:: WORK INSTRUCTIONS ::
The records beneath should be restated word for word.

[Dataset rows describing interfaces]
════════
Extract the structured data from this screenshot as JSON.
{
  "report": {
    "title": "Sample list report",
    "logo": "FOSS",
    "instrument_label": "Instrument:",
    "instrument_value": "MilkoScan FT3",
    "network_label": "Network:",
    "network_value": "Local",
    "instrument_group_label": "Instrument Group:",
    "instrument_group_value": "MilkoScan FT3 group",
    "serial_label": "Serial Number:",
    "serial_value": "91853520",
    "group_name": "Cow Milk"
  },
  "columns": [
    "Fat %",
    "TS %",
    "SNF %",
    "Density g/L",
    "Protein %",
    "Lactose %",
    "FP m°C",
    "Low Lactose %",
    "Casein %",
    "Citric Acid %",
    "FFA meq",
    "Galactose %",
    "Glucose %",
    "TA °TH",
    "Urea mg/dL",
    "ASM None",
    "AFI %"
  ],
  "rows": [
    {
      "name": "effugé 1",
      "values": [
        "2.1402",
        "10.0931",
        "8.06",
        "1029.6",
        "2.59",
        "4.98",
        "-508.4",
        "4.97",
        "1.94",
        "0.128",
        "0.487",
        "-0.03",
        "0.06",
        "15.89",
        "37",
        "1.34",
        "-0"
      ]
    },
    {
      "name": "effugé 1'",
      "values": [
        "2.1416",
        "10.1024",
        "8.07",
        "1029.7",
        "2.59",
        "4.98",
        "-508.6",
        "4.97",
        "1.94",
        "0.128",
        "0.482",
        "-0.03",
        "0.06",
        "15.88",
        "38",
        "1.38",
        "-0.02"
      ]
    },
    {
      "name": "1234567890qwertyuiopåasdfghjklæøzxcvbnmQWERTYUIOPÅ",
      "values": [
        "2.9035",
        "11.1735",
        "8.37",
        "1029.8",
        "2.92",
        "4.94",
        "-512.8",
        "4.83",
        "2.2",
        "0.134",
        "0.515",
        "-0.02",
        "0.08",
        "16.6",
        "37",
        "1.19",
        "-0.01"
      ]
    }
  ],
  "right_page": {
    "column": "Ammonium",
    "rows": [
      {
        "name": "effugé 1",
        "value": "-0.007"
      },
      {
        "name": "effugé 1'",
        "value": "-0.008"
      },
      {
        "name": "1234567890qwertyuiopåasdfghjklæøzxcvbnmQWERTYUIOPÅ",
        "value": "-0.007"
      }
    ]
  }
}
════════
:: YOUR RESPONSE ::
Extract the structured data from this screenshot as JSON.
{
  "report": {
    "title": "Sample list report",
    "logo": "FOSS",
    "instrument_label": "Instrument:",
    "instrument_value": "MilkoScan FT3",
    "network_label": "Network:",
    "network_value": "Local",
    "instrument_group_label": "Instrument Group:",
    "instrument_group_value": "MilkoScan FT3 group",
    "serial_label": "Serial Number:",
    "serial_value": "91853520",
    "group_name": "Cow Milk"
  },
  "columns": [
    "Fat %",
    "TS %",
    "SNF %",
    "Density g/L",
    "Protein %",
    "Lactose %",
    "FP m°C",
    "Low Lactose %",
    "Casein %",
    "Citric Acid %",
    "FFA meq",
    "Galactose %",
    "Glucose %",
    "TA °TH",
    "Urea mg/dL",
    "ASM None",
    "AFI %"
  ],
  "rows": [
    {
      "name": "effugé 1",
      "values": [
        "2.1402",
        "10.0931",
        "8.06",
        "1029.6",
        "2.59",
        "4.98",
        "-508.4",
        "4.97",
        "1.94",
        "0.128",
        "0.487",
        "-0.03",
        "0.06",
        "15.89",
        "37",
        "1.34",
        "-0"
      ]
    },
    {
      "name": "effugé 1'",
      "values": [
        "2.1416",
        "10.1024",
        "8.07",
        "1029.7",
        "2.59",
        "4.98",
        "-508.6",
        "4.97",
        "1.94",
        "0.128",
        "0.482",
        "-0.03",
        "0.06",
        "15.88",
        "38",
        "1.38",
        "-0.02"
      ]
    },
    {
      "name": "1234567890qwertyuiopåasdfghjklæøzxcvbnmQWERTYUIOPÅ",
      "values": [
        "2.9035",
        "11.1735",
        "8.37",
        "1029.8",
        "2.92",
        "4.94",
        "-512.8",
        "4.83",
        "2.2",
        "0.134",
        "0.515",
        "-0.02",
        "0.08",
        "16.6",
        "37",
        "1.19",
        "-0.01"
      ]
    }
  ],
  "right_page": {
    "column": "Ammonium",
    "rows": [
      {
        "name": "effugé 1",
        "value": "-0.007"
      },
      {
        "name": "effugé 1'",
        "value": "-0.008"
      },
      {
        "name": "1234567890qwertyuiopåasdfghjklæøzxcvbnmQWERTYUIOPÅ",
        "value": "-0.007"
      }
    ]
  }
}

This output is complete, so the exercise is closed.